Some interesting facts about the Twelve Days of Christmas: From the Grandison Bed and Breakfast
The Twelve Days of Christmas are the festive days beginning on Christmas Day (25 December). This period is also known as Christmastide. The Twelfth Day of Christmas is 5 January – the day before the Feast of the Epiphany on 6 January.
In England in the Middle Ages, this period was one of continuous feasting and merrymaking, which climaxed on Twelfth Night, the traditional end of the Christmas season. In Tudor England, Twelfth Night itself was forever solidified in popular culture when William Shakespeare used it as setting for one of his most famous stage plays, titled Twelfth Night. Often a Lord of Misrule was chosen to lead the Christmas revels.
Many in the United Kingdom and other Commonwealth nations still celebrate some aspects of the Twelve Days of Christmas. Boxing Day (26 December) is a national holiday in many Commonwealth nations, being the first full day of Christmas. Victorian era stories by Charles Dickens (and others), particularly A Christmas Carol, hold key elements of the celebrations such as the consumption of plum pudding, roasted goose and wassail. While these foods are consumed more at the beginning of the Twelve Days in the UK, some dine and dance in the traditional way throughout, all the way to Twelfth Night.

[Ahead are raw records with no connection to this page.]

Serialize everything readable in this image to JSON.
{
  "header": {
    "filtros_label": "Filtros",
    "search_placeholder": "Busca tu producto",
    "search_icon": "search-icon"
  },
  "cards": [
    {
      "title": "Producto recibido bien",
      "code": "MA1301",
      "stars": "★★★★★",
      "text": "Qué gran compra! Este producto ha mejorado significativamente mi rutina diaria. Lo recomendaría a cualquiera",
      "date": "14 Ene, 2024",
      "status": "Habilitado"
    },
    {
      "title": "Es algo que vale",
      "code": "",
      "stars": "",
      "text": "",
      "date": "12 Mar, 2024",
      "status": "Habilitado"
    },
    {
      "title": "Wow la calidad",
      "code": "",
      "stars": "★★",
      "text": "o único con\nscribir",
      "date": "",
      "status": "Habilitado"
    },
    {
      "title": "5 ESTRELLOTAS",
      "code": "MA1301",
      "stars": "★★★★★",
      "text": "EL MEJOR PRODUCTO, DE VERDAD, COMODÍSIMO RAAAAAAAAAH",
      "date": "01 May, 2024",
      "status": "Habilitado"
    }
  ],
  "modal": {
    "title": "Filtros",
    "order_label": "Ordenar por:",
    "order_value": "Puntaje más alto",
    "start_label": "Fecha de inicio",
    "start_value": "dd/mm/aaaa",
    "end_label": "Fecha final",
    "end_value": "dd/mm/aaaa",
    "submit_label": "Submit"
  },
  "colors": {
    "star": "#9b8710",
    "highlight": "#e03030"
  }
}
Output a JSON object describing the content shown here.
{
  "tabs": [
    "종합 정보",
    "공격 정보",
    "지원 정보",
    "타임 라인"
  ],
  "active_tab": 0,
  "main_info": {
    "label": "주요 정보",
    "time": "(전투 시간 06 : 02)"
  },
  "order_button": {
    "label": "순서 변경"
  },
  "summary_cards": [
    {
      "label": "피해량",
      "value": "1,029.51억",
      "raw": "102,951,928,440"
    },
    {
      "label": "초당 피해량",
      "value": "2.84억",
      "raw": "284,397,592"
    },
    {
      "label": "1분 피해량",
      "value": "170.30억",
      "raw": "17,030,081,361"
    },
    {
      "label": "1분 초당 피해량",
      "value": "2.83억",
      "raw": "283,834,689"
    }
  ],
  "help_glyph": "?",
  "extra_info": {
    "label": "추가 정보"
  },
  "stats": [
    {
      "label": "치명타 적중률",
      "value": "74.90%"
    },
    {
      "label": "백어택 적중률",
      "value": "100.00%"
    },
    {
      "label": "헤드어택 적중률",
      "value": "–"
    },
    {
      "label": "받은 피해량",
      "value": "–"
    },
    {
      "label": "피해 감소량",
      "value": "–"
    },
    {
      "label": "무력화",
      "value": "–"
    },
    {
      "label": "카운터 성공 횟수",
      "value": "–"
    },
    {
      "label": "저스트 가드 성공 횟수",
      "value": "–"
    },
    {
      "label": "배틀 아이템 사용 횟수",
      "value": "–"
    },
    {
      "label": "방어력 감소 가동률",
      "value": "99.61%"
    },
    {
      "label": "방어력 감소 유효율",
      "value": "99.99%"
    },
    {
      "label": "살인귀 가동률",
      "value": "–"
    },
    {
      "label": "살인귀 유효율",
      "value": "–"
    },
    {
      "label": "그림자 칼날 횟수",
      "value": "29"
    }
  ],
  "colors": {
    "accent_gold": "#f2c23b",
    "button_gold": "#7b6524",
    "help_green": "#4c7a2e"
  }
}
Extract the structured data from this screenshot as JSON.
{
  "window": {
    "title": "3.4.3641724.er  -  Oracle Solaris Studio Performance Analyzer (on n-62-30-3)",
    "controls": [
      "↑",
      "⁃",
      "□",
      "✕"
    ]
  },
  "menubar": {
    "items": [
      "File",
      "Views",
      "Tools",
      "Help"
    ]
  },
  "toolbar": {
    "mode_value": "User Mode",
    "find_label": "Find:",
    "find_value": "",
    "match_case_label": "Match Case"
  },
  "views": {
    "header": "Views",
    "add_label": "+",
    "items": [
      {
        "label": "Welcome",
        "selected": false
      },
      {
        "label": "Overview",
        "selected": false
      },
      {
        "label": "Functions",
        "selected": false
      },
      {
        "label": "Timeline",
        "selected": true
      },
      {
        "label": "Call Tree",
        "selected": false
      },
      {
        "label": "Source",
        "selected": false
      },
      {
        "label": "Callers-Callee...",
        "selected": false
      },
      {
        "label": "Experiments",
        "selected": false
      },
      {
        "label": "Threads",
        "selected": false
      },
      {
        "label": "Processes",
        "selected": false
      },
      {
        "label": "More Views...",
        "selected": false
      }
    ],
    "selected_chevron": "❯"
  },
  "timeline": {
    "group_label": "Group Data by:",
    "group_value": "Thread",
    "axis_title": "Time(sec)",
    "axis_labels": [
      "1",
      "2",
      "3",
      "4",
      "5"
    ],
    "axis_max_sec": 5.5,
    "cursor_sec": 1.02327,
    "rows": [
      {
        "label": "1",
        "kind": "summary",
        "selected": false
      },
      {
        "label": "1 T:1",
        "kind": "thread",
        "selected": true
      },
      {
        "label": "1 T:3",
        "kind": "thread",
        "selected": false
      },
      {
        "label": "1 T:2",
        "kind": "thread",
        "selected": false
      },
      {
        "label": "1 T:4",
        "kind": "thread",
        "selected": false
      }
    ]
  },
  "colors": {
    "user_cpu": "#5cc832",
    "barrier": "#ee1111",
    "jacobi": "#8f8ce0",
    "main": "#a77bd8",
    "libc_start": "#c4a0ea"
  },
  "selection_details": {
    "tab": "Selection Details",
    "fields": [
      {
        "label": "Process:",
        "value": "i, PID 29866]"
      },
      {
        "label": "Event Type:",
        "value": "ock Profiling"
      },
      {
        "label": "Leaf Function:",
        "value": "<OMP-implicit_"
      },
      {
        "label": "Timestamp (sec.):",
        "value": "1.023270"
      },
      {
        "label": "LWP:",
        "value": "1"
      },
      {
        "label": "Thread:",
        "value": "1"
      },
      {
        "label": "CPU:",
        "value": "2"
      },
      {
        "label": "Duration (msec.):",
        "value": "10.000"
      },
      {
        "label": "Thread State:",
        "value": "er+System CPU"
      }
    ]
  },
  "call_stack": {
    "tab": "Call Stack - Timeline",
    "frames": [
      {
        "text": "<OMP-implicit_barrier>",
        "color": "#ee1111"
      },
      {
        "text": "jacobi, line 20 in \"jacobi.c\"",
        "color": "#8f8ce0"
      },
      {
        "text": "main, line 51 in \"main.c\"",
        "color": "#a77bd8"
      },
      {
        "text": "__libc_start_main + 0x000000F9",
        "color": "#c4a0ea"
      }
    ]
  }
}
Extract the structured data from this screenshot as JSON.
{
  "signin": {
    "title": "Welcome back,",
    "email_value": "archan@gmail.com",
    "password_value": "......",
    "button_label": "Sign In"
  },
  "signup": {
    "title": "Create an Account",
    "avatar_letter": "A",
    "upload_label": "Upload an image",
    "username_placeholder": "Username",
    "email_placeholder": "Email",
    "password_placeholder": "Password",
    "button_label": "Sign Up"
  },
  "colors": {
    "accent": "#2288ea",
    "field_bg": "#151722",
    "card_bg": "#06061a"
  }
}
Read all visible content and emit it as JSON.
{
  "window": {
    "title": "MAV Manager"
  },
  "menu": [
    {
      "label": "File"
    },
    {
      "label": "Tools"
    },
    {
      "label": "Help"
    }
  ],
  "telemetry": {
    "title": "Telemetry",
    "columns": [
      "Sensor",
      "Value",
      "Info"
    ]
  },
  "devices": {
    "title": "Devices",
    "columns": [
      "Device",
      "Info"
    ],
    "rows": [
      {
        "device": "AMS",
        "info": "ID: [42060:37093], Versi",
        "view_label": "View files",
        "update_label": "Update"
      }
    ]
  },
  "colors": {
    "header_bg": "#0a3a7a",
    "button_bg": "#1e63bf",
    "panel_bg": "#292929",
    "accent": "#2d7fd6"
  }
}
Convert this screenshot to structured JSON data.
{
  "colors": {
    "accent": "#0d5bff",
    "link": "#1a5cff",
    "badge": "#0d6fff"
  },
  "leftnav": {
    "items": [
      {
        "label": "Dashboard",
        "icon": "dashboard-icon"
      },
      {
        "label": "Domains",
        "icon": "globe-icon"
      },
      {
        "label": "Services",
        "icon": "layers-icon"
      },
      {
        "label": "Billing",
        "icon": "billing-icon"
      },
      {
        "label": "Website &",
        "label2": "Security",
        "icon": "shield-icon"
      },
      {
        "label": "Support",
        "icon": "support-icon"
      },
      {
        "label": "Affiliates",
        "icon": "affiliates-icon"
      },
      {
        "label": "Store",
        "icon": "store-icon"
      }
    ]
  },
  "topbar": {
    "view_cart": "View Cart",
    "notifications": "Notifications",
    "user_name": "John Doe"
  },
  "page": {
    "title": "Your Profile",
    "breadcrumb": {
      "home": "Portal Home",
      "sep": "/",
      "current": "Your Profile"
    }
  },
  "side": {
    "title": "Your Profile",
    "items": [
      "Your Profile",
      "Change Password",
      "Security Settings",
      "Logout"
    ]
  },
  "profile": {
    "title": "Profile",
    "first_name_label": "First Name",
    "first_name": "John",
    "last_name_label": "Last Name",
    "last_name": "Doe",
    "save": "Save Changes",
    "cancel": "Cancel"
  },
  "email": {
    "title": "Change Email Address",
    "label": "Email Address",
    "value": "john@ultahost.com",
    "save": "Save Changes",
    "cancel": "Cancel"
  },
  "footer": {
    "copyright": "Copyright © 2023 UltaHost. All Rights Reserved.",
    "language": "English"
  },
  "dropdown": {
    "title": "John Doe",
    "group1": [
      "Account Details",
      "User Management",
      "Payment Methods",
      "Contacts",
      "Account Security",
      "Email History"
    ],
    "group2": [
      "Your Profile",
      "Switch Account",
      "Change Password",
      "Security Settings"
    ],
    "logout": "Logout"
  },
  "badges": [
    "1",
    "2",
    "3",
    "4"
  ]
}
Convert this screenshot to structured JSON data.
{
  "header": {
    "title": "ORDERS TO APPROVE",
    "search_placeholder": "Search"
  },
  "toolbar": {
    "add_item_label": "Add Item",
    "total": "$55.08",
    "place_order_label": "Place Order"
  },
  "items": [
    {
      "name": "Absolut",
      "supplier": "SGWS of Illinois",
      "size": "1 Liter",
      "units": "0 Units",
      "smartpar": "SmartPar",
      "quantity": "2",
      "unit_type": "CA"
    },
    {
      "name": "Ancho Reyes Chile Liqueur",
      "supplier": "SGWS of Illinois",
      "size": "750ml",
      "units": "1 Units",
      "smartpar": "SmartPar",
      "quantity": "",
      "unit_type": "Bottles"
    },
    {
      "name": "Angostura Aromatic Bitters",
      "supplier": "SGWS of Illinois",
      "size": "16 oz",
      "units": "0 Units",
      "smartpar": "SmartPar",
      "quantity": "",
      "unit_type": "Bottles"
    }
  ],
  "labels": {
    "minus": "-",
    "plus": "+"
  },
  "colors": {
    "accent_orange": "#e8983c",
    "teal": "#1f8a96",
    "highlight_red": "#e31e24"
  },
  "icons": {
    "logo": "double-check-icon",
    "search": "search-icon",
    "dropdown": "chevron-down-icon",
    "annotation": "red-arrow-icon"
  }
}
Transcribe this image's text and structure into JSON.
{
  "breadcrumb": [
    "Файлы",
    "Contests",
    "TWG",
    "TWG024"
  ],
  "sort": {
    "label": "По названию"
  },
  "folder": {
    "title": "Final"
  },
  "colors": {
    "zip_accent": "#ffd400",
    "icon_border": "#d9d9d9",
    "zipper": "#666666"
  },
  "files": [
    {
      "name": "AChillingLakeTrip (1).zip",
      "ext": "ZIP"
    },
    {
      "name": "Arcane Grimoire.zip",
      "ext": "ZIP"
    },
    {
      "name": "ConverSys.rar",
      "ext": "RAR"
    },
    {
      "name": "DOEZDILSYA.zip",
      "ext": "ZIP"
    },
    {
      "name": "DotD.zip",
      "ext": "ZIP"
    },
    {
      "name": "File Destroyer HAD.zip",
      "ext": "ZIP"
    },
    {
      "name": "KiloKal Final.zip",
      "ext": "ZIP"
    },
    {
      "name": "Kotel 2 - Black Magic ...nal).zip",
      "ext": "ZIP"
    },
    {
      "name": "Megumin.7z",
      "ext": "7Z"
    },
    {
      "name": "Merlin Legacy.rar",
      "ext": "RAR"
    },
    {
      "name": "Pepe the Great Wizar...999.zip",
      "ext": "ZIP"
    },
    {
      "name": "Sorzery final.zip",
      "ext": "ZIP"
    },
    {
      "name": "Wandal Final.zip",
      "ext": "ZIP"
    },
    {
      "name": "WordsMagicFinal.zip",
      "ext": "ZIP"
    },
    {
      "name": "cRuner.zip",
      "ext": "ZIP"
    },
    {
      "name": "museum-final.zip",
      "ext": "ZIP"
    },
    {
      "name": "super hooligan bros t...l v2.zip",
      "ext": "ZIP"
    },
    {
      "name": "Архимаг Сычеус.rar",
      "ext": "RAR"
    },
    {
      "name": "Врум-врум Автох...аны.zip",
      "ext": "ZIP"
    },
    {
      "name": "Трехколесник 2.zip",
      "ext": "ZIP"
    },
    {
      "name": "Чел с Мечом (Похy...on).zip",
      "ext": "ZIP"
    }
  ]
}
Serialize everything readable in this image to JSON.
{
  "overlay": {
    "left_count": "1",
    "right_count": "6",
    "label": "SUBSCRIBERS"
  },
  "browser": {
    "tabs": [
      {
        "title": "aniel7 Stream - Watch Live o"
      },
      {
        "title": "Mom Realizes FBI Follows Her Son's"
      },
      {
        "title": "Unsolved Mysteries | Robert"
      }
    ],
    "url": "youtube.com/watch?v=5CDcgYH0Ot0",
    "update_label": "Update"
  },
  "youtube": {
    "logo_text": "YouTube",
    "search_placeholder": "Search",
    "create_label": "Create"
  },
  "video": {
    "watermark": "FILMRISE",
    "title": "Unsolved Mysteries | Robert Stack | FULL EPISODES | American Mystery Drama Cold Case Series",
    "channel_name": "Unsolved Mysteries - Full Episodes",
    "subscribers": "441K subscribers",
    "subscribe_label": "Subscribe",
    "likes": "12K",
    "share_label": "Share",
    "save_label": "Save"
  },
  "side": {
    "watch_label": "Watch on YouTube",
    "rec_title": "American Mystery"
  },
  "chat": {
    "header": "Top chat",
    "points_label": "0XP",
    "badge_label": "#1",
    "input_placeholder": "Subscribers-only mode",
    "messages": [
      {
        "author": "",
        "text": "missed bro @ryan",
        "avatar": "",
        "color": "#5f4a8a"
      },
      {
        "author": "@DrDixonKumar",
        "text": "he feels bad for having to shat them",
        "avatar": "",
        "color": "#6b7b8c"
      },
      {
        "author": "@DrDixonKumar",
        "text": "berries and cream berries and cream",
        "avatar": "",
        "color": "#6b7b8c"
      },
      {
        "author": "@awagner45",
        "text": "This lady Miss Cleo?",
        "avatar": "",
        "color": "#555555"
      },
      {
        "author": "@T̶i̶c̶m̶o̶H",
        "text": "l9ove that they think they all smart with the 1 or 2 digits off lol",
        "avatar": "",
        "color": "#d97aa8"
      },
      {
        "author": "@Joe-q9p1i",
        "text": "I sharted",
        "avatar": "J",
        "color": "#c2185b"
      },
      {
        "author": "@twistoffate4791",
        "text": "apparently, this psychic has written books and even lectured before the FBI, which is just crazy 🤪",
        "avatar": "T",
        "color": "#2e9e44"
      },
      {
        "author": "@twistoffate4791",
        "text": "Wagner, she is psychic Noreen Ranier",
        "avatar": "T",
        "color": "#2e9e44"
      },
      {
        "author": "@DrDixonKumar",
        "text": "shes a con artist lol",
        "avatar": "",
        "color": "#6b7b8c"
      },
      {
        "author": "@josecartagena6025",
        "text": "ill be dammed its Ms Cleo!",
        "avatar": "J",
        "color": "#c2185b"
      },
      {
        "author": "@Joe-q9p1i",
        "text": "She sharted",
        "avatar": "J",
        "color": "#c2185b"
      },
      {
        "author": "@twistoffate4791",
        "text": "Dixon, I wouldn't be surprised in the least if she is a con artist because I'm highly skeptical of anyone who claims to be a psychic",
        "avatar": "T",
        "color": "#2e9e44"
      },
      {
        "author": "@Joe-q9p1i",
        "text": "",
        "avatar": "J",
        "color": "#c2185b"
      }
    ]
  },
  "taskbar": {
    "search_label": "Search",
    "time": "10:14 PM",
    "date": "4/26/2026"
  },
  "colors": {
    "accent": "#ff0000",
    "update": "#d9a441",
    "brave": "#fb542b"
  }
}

Nowadays, the Twelfth Day is the last day for decorations to be taken down, and it is held to be bad luck to take decorations down after this date. This is in contrast to the custom in Elizabethan England, when decorations were left up until Candlemas; this is still done in some other Western European countries such as Germany.
With the onset of more Americanized and secular traditions throughout the past two centuries (such as the American “Santa Claus“), also the popularity of Christmas Eve itself as a holiday, and rise in popularity of New Year’s Eve parties as well, the traditions of the Twelve Days of Christmas have been largely forgotten in the U.S. This is also heightened by the commercial practice to have “After–Christmas Sales” begin on 26 December and run usually until New Year’s Eve. Indeed, contemporary marketing and media tend to espouse the (erroneous) belief that the Twelve Days end on Christmas and thus begin 14 December.
However, a small percentage of Christians of many sects have held on to their own favorite ways to celebrate and those who choose to also have their own church to guide them in a spiritual way of marking this reverent holiday. Americans who celebrate various ways include secular Christians of all backgrounds, religious Catholics, Orthodox Christians, Lutherans, Episcopalians, Moravians and those of the Amish and Mennonite communities.
Today, some celebrants give gifts each of the Twelve Days, feast and otherwise celebrate the entire time through to Epiphany morning. Lighting a candle for each day has become a modern tradition in the U.S. and of course, singing the appropriate verses of the famous song each day is also an important and fun part of the American celebrations.
Some still celebrate Twelfth Night as the biggest night for parties and gift-giving and some also light a Yule Log on the first night (Christmas) and let it burn some each of the twelve nights. Some Americans also have their own traditional foods to serve each night.
As in olden days, Twelfth Night to Epiphany morning is then the traditional time to take down the Christmas tree and decorations.
(All information comes from the wikipedia entry located at http://en.wikipedia.org/wiki/Twelve_Days_of_Christmas )